With the exception of pork, almost every kind of meat, including beef, veal, mutton, lamb, game, and poultry, is used for soup making. Occasionally, ham is employed, but most other forms of pork are seldom used to any extent. When soup stock is made from these meats, they may be cooked separately or several kinds may be combined. For instance, mutton used alone makes a very strongly flavored soup, so it is usually advisable to combine this kind of meat with another meat that has a less distinctive flavor. On the other hand, veal alone does not have sufficient flavor, so it must be combined with lamb, game, fowl, or some other well-flavored meat.
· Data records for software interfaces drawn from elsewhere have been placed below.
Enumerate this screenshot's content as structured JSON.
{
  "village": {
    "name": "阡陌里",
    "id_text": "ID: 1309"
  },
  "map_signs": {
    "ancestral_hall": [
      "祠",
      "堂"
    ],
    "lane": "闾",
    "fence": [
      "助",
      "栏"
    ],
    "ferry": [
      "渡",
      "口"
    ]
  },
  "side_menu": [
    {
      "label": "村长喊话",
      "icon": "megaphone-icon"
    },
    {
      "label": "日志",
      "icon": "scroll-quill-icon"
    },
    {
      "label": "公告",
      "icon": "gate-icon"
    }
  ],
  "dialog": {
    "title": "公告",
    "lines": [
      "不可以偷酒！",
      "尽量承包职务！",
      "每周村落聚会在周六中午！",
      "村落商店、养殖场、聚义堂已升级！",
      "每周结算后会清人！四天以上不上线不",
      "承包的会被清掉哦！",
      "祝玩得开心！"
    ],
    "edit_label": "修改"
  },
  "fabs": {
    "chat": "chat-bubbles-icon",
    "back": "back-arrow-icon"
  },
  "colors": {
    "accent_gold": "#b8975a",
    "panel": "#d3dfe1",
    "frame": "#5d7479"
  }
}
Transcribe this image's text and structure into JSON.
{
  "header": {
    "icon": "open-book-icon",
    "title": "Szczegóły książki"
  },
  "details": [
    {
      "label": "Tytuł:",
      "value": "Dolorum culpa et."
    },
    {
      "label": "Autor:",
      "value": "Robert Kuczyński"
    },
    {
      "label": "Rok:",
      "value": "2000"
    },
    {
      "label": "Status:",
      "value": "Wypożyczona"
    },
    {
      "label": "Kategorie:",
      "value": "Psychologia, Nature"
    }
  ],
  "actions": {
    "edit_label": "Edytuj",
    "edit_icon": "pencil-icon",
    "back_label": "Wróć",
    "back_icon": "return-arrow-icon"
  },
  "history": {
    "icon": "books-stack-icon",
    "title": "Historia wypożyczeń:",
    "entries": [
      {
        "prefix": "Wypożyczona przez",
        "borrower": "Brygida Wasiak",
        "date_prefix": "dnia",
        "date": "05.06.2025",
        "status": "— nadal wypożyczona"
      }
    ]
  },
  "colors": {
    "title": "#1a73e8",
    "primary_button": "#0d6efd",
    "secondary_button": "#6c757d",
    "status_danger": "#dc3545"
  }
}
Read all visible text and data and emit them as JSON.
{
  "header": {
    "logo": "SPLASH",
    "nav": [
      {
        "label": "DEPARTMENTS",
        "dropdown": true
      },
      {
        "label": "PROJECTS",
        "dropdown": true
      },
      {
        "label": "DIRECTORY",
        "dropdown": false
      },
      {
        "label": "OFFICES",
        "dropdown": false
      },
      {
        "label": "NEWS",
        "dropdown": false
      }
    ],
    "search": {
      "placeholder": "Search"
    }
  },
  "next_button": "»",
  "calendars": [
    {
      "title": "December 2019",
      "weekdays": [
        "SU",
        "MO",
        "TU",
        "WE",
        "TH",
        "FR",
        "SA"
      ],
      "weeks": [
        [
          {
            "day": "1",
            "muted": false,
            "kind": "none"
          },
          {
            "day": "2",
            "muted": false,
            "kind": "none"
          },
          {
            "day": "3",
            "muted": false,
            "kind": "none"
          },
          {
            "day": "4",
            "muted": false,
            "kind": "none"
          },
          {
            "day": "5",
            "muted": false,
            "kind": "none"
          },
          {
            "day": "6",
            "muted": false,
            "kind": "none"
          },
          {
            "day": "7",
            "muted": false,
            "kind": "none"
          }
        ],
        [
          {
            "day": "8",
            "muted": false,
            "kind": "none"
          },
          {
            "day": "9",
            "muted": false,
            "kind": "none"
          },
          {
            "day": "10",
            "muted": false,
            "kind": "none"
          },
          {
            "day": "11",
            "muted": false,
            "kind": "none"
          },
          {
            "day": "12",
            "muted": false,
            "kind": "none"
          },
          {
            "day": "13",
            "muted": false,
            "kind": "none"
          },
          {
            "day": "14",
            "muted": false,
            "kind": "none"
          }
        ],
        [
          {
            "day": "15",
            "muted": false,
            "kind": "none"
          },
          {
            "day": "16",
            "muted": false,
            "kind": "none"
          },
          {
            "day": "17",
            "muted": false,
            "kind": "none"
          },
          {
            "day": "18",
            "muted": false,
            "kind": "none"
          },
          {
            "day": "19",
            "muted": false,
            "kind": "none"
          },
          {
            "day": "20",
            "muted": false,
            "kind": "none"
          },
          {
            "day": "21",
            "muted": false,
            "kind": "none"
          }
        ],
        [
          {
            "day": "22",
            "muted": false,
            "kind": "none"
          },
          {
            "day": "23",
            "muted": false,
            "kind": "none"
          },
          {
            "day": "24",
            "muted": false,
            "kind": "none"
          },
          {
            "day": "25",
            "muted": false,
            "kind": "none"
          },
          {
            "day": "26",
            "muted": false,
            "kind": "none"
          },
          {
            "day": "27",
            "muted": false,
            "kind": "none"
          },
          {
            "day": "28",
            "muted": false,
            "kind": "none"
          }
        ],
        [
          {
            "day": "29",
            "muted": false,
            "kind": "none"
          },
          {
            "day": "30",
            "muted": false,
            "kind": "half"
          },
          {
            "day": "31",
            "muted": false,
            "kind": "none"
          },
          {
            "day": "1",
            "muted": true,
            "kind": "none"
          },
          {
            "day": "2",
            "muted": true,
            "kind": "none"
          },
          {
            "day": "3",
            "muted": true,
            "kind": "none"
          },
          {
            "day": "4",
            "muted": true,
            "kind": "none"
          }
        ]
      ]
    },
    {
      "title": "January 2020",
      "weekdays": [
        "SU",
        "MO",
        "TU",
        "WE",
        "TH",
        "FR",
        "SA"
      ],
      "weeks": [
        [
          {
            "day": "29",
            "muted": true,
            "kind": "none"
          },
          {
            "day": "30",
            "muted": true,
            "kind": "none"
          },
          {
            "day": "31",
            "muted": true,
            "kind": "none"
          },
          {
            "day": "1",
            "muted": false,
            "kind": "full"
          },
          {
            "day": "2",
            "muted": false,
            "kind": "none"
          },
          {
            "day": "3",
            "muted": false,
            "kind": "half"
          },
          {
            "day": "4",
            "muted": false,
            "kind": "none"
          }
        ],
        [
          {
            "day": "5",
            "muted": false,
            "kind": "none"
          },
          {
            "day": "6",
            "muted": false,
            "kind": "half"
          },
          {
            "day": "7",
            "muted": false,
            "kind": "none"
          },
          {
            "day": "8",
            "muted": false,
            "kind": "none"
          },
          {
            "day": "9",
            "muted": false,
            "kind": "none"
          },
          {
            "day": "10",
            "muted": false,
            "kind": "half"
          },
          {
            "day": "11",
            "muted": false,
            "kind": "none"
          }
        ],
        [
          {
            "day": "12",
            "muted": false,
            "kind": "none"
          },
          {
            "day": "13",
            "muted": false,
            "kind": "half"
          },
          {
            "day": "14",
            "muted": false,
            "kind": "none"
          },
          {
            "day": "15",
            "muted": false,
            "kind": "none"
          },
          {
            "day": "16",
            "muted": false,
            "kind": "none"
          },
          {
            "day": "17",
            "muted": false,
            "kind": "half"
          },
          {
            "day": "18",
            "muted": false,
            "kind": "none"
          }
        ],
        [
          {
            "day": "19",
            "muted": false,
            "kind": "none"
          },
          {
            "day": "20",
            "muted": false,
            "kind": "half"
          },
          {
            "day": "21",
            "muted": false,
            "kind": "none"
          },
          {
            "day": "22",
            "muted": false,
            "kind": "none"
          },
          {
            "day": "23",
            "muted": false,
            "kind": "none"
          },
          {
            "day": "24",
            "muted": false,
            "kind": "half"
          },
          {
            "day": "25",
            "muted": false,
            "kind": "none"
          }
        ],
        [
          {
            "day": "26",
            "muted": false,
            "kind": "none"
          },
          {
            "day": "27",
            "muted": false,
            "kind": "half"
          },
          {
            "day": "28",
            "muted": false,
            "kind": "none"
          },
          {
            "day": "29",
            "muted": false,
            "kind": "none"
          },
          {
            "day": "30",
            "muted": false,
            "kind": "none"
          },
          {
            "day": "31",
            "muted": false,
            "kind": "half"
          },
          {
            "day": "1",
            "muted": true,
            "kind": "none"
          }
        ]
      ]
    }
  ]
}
Certain cuts of meats are preferred to others in the making of soups because of the difference in their texture. The tender cuts, which are the expensive ones, should not be used for soups as they do not produce enough flavor. The tough cuts, which come from the muscles that the animal uses constantly are usually cheaper, but they are more suitable because they contain the material that makes the best soup. The pieces best adapted to soup making are the shins, the shanks, the lower part of the round, the neck, the flank, the shoulder, the tail, and the brisket. Stock made from one of these cuts will be improved if a small amount of the fat of the meat is cooked with it. The marrow of the shin bone is the best fat for soup making. To avoid soup that is too greasy, any excess fat that remains after cooking should be carefully removed.
It is the flavoring of stock that indicates real skill in soup making. In fact, the large number of ingredients found in soup recipes are, as a rule, the various flavorings, which give the distinctive flavor and individuality to a soup. Very often certain spices or certain flavoring materials may be omitted without any appreciable difference, or something that is on hand may be substituted for an ingredient that is lacking. Care should be taken not to allow any one particular flavor to predominate. Each should be used in such quantity that it will blend well with the others. A very good way in which to fix spices and herbs that are to flavor soup is to tie them in a small piece of cheesecloth and drop the bag into the soup pot. They will remain together, so that while the flavor can be cooked out, they can be more readily removed from the liquid than if allowed to spread through the contents of the pot.
Soup stock, like many other foods, spoils quite readily. Therefore, in order to keep it for at least a few days, it must receive proper attention. At all times, the vessel containing stock should be tightly closed and, especially in warm weather, the stock should be kept as cold as possible. Stock that is heavy enough to solidify into a jellylike consistency when it is cold will keep better than stock that remains liquid. The addition of salt or any spicy flavoring also helps to keep stock from deteriorating because these materials act as preservatives. Bacteria may be kept from entering stock if, instead of removing the grease, it is allowed to form in a solid cake over the top. No matter which of these precautions is taken to prevent stock from spoiling, it should be heated to boiling point once a day when it is to be kept for several days.
Do You Ever Make Your Own Soup?